Wednesday, 1 February 2012

The wrongs or rights of the BBC or NHS don't matter to the modern right - only that they cease to exist

In 1985, the then Labour Party leader Neil Kinnock took on militant - most notably in a now famous speech - and set in train a process of reforming the Labour Party that was taken, via John Smith, to its conclusion by Tony Blair. Although a good deal of the focus was on developing presentation and communication, the crucial change was that the party moved ideologically. In effect, it jettisoned the left-wing of the Party and became one of the political centre.

Blair's mantra, 'what matters is what works', did in fact demonstrate one of the key changes in the Labour Party - that would be no ideological objection to private involvement in public services as long as it improved them and supported the goal of greater provision for everyone. The only ideological barriers (theoretically), was where private sector involvement would be detrimental to social justice. 

However, in practice there was a flaw. New Labour, despite increasing spending in health and education, failed to take Blair's mantra to its logical conclusion. 'What matter is what works' should be a two way street. So, for example, on the high street, private competition tends to work very well for consumers, and therefore makes sense. But what about where it clearly does not? The privatised train system, for example, is more expensive and provides a poorer service than a number of state-run systems elsewhere in Europe. However it was (and remains) rarely suggested that such a service could move from a private to public system, even where clear failures are evident. In essence, then, the mantra provided a route for the privatisation of key public services but little else.

So what about the Conservative Party? The introduction of private enterprise into aspects of the public services enables the modern Tory Party to argue that a raft of their changes are merely building on the foundations laid by Labour. They argue that they are taking Blair's reforms forwards, in a similarly pragmatic manner. 

But there is a crucial difference between the Tory Party of 2012 and the Labour Party of 1997. Cameron never changed his party's economic policies. In fact, he never intended to. His 'reforms' were merely the first component of those seen under Blair's mid 90's Labour Party - concerned narrowly with presentation and communication. The second, ideological change, never occurred. In fact, if anything, the opposite did: centrist, one nation Conservatives like Michael Hesletine are now a minuscule part of a party dominated by neo-liberal, anti-European free marketeers. This is part of a trend that has been witnessed across the channel. As the left moved to the centre, the right has moved ever rightwards - or, as Bill Maher put it, 'moved into a mental institution'. 

The most important aspect of the modern right to bear in mind is therefore this - for them what works doesn't matter. Ideology trumps everything.

This is crucial in understanding Andrew Lansley's health reforms. It doesn't matter that the US health system he is trying to emulate has huge inequalities and is quite obviously unfair. Nor does it matter that the US system is hugely - cripplingly - expensive for both 'consumers' of the service and (ironically) for US taxpayers. It doesn't even matter that the NHS has been demonstrated to be more efficient than other developed world health systems.

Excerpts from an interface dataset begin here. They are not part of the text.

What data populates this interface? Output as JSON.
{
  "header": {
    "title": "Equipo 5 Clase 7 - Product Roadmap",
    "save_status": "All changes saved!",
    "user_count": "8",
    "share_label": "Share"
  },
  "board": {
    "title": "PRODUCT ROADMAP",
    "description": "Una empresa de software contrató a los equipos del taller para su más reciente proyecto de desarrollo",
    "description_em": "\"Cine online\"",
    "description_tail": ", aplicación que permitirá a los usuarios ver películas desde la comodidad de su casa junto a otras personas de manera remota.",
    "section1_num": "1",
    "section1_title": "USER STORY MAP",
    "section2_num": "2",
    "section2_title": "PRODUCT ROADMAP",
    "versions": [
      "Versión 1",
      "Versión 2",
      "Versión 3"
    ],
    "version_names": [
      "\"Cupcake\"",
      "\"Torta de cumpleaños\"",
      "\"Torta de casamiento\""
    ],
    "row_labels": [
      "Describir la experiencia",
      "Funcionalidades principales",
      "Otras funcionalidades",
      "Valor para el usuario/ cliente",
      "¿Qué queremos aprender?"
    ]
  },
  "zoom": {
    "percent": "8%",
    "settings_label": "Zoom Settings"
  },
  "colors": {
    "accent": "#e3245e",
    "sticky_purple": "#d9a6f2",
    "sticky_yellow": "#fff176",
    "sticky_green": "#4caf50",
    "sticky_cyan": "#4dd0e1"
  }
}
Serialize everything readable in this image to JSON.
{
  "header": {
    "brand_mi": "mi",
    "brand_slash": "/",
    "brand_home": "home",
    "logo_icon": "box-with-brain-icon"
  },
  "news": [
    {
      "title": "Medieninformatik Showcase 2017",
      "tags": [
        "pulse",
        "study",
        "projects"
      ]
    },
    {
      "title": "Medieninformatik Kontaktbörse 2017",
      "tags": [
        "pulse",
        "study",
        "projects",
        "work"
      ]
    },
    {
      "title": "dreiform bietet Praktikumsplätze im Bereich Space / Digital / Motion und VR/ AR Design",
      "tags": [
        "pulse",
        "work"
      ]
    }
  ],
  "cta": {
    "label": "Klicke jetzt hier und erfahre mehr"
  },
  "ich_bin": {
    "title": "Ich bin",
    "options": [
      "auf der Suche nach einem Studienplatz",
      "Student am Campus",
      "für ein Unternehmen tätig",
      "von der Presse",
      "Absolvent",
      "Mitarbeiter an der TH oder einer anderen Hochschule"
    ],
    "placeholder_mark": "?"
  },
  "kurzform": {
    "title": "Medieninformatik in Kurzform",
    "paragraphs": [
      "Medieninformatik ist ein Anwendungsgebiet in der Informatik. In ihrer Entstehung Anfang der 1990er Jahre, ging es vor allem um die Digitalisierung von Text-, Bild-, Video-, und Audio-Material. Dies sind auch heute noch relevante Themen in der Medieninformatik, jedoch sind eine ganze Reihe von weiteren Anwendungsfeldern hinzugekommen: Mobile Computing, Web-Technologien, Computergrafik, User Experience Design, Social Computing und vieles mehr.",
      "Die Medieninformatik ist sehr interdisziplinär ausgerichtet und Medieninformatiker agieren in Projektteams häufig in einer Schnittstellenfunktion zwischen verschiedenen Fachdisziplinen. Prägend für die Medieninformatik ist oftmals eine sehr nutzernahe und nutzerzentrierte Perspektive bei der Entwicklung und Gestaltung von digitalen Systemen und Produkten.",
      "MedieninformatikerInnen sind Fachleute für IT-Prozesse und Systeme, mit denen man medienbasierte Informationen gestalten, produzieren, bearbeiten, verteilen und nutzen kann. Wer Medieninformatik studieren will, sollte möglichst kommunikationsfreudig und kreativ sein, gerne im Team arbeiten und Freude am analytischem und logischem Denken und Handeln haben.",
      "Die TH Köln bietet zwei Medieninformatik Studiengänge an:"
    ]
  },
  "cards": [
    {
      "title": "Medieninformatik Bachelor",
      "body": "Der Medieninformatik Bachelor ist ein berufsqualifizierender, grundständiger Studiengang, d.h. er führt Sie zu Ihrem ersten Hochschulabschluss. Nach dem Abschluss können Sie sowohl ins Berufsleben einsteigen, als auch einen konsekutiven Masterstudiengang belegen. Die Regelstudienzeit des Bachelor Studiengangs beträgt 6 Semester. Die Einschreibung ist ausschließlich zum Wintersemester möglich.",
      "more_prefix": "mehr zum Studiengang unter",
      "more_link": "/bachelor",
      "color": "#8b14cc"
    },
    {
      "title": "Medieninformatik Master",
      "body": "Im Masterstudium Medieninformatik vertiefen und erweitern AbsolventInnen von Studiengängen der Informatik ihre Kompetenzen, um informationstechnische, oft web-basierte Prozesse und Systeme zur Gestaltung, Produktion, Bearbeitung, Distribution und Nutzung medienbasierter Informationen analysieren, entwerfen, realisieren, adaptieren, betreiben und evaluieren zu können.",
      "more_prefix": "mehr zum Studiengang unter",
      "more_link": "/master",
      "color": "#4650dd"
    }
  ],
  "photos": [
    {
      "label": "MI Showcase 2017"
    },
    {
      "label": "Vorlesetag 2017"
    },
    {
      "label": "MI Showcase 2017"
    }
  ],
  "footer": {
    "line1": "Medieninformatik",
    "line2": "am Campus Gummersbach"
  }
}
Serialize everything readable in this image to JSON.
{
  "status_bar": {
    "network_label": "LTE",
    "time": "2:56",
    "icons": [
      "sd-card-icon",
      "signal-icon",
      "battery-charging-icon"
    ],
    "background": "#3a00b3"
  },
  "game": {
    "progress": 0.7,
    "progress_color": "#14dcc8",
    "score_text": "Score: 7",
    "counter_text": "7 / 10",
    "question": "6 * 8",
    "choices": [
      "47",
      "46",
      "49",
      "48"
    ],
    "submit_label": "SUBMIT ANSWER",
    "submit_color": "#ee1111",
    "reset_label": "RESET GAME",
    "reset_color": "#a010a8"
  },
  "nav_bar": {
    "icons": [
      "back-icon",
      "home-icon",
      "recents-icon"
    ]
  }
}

Social justice, affordability - even efficiency - aren't important to modern right. The only key value system is one that revolves around the pursuit of profit - a notion that James Murdoch summed up neatly a few years ago. Expansion of private enterprise into all aspects of life - even those where its involvement may be detrimental to the lives of most citizens - is a goal that must, at all costs, be pursued. The state should never provide more than the bear minimum it needs to to avoid industrial and social strife - merely just enough to avoid riots on the streets.

Therefore arguments over whether the NHS serves cancer patients, or those with heart conditions, better than other health systems are ultimately unimportant. 

It is also why the BBC, despite the immense cultural benefits it brings to the UK, and the influence it allows a country as small as the UK to wield abroad, must be attacked. In this context, a commercial channel providing nothing but US imports and reality TV is always preferable to a non-profit provider of Frozen Planet and Birdsong, Thick of IT and Sherlock, Wonders of the Universe, Radio 4 and 6 Music.

The cultural icons the BBC has created, from Basil Fawlty to Alan Partridge, David Brent to Malcolm Tucker, are valueless in these terms. It doesn't even matter that a country the size of the UK could not hope to sustain a commercial channel with the means - let alone desire - to make anything like this range or quality of programming.

The truth is British culture doesn't actually matter to the modern neo-liberal right: nationalism is merely a fig leaf, a convenient veneer to give the impression that they hold values beyond their narrow economic goals (and. better still, to convince millions of people to effectively vote against their own interests).

It is in this context that the government operates and in this context that its actions should be understood. Any small gestures - on executive pay, or on energy bills - are just that; gestures to prevent public unrest... ideally just enough to ensure that the ideological project can continue unabated.  


  1. Giselle Williams3 February 2012 at 22:08

    Terrifying! I came here via the Guardian's article on the Royal College of GPs opposing Lansley's Health Bill.

    Will visit again!

  2. This article needs to be more widespread than just the Guardian, where a commentator's link took me here!

  3. Thanks Giselle - feel free to tweet and share!